Retailers and publishers warmed to the idea after discovering that the existence of these digital comics did not lead to lower retail purchases. And when ComiXology struck an exclusive deal with DC Comics in mid-2010, its competitive advantage was solidified. Today, the company sells day-and-date digital titles and says it continues not to cannibalize print sales because readers often buy the same titles in both formats, or some digitally and from others in printed form.

As the digital comic book business took off, “competitors came in saying the new comics should be 99 cents. They thought they were Steve Jobs or something,” Steinberger says. “All the other companies were like, ‘We’re going to disrupt comics.’ We were creating a secure system in which ComiXology connected print publishers, retailers and consumers.”

Guided view. ComiXology’s exclusive Guided View technology, which allows users to read one panel at a time on small screens, has become its secret sauce. “When we launched, we were the only ones doing something like Guided View, which provided a better and easier experience [than competitors]explains Steinberger. “There was an inherent respect for storytelling and the art form that I felt was lacking in panel cutting on iPhone-sized images, and I wanted something better. I wanted the feeling , the timing and beats of a comic book where bubbles would work on a small device. That’s what Guided View did from an attitude perspective, and that’s part of why we were successful.

Steinberger came up with the idea, creating a rudimentary demo via slides in Apple’s Keynote presentation app, and hired an iOS developer to turn it into reality. “A lot of people tried to copy it, but there’s a lot of subtle animation stuff to make it feel really good that people don’t seem to understand,” he says.

Respect the art form. Steinberger thinks another less quantifiable but critical ingredient to ComiXology’s success was his ability to excite others into his vision – a skill he developed in his former music career. “Singing an art song is like telling a story,” says Steinberger, who recently resumed singing lessons and performs occasionally at a Brooklyn church. “It taught me to be prepared to talk about something, to tell a story, to be concise, to have a point of view. Connecting with an audience is about introducing the company, raising funds, conveying company values ​​to our people, and building people’s enthusiasm and alignment. It takes the ability to communicate and inspire and I totally connect that to performance.

CEO of Comixology David Steinberg speaks at Comic-Con Internaational in San Diego.

Find new audiences

ComiXology’s future goals are to find organic ways to reach a wider variety of potential readers by leveraging other Amazon divisions. For example, the company recently released trading cards of star comic book creators curated by director Kevin Smith, who hosts the geeking talk show on Amazon subsidiary IMDB. He also engaged in a giveaway promotion with Amazon-owned Fabric.com at this year’s Comic-Con International in San Diego.
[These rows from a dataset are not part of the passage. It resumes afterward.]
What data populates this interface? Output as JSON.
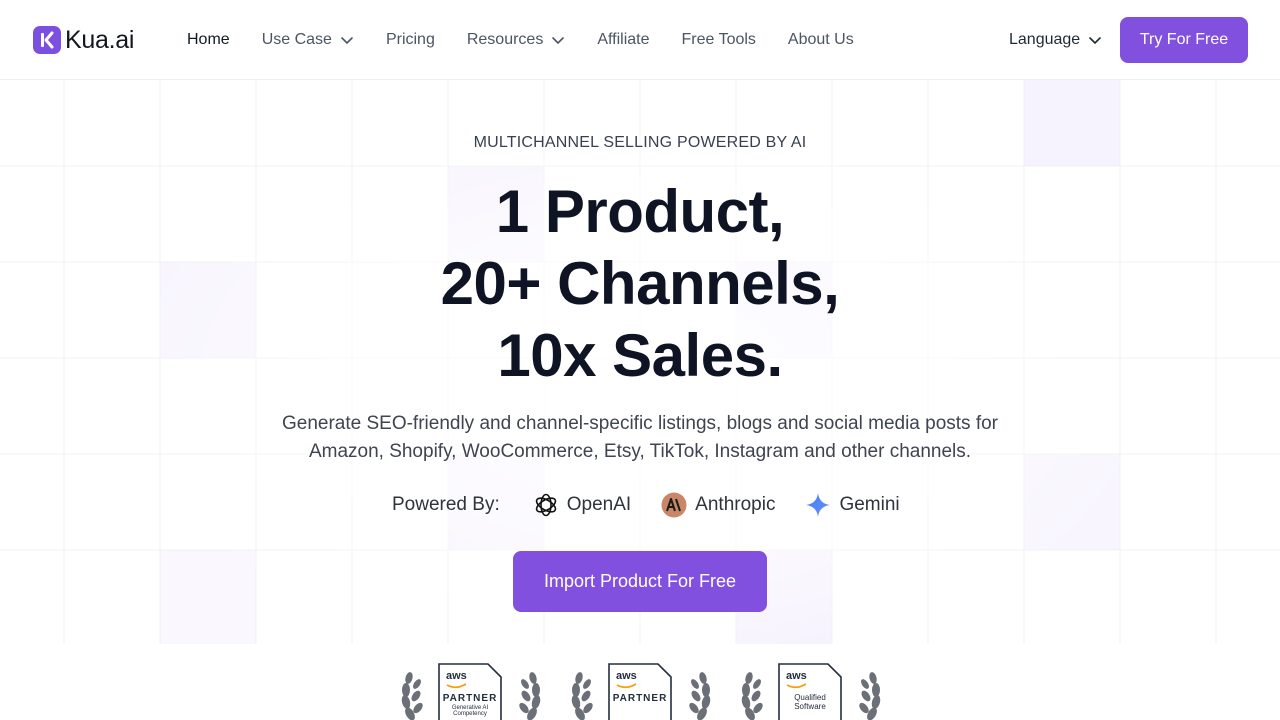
{
  "header": {
    "logo_text": "Kua.ai",
    "nav": [
      {
        "label": "Home",
        "active": true,
        "dropdown": false
      },
      {
        "label": "Use Case",
        "active": false,
        "dropdown": true
      },
      {
        "label": "Pricing",
        "active": false,
        "dropdown": false
      },
      {
        "label": "Resources",
        "active": false,
        "dropdown": true
      },
      {
        "label": "Affiliate",
        "active": false,
        "dropdown": false
      },
      {
        "label": "Free Tools",
        "active": false,
        "dropdown": false
      },
      {
        "label": "About Us",
        "active": false,
        "dropdown": false
      }
    ],
    "language_label": "Language",
    "cta_label": "Try For Free"
  },
  "hero": {
    "eyebrow": "MULTICHANNEL SELLING POWERED BY AI",
    "headline_lines": [
      "1 Product,",
      "20+ Channels,",
      "10x Sales."
    ],
    "subtitle_lines": [
      "Generate SEO-friendly and channel-specific listings, blogs and social media posts for",
      "Amazon, Shopify, WooCommerce, Etsy, TikTok, Instagram and other channels."
    ],
    "powered_by_label": "Powered By:",
    "providers": [
      {
        "name": "OpenAI",
        "icon": "openai-icon"
      },
      {
        "name": "Anthropic",
        "icon": "anthropic-icon"
      },
      {
        "name": "Gemini",
        "icon": "gemini-icon"
      }
    ],
    "import_button_label": "Import Product For Free"
  },
  "badges": [
    {
      "brand": "aws",
      "title": "PARTNER",
      "subtitle": "Generative AI Competency"
    },
    {
      "brand": "aws",
      "title": "PARTNER",
      "subtitle": ""
    },
    {
      "brand": "aws",
      "title": "Qualified Software",
      "subtitle": ""
    }
  ],
  "colors": {
    "accent": "#8250df",
    "heading": "#0f1424",
    "body_text": "#3f4451",
    "grid_line": "#eef0f3",
    "grid_tint": "#f6f2fe"
  }
}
“We’ve heard that cosplayers buy comics just to research costumes,” says Steinberger. “We wanted to connect them to the stories. We hired a VP of Strategy who is also a cosplayer to look at communities that seem like they should read comics.

There are no plans yet for Amazon Studios to officially leverage ComiXology for potential shows, in the same way that other comic book publishers, such as IDW, have created in-house production development arms. But Steinberger still sees untapped markets, given the comics industry’s explosion of singular, alternative, and niche titles, and a rise in female readership.

“People looking back will give this era, from the 2000s to today, a name for what this era of comics will be called,” he says. “We are on the verge of a huge diversity explosion.”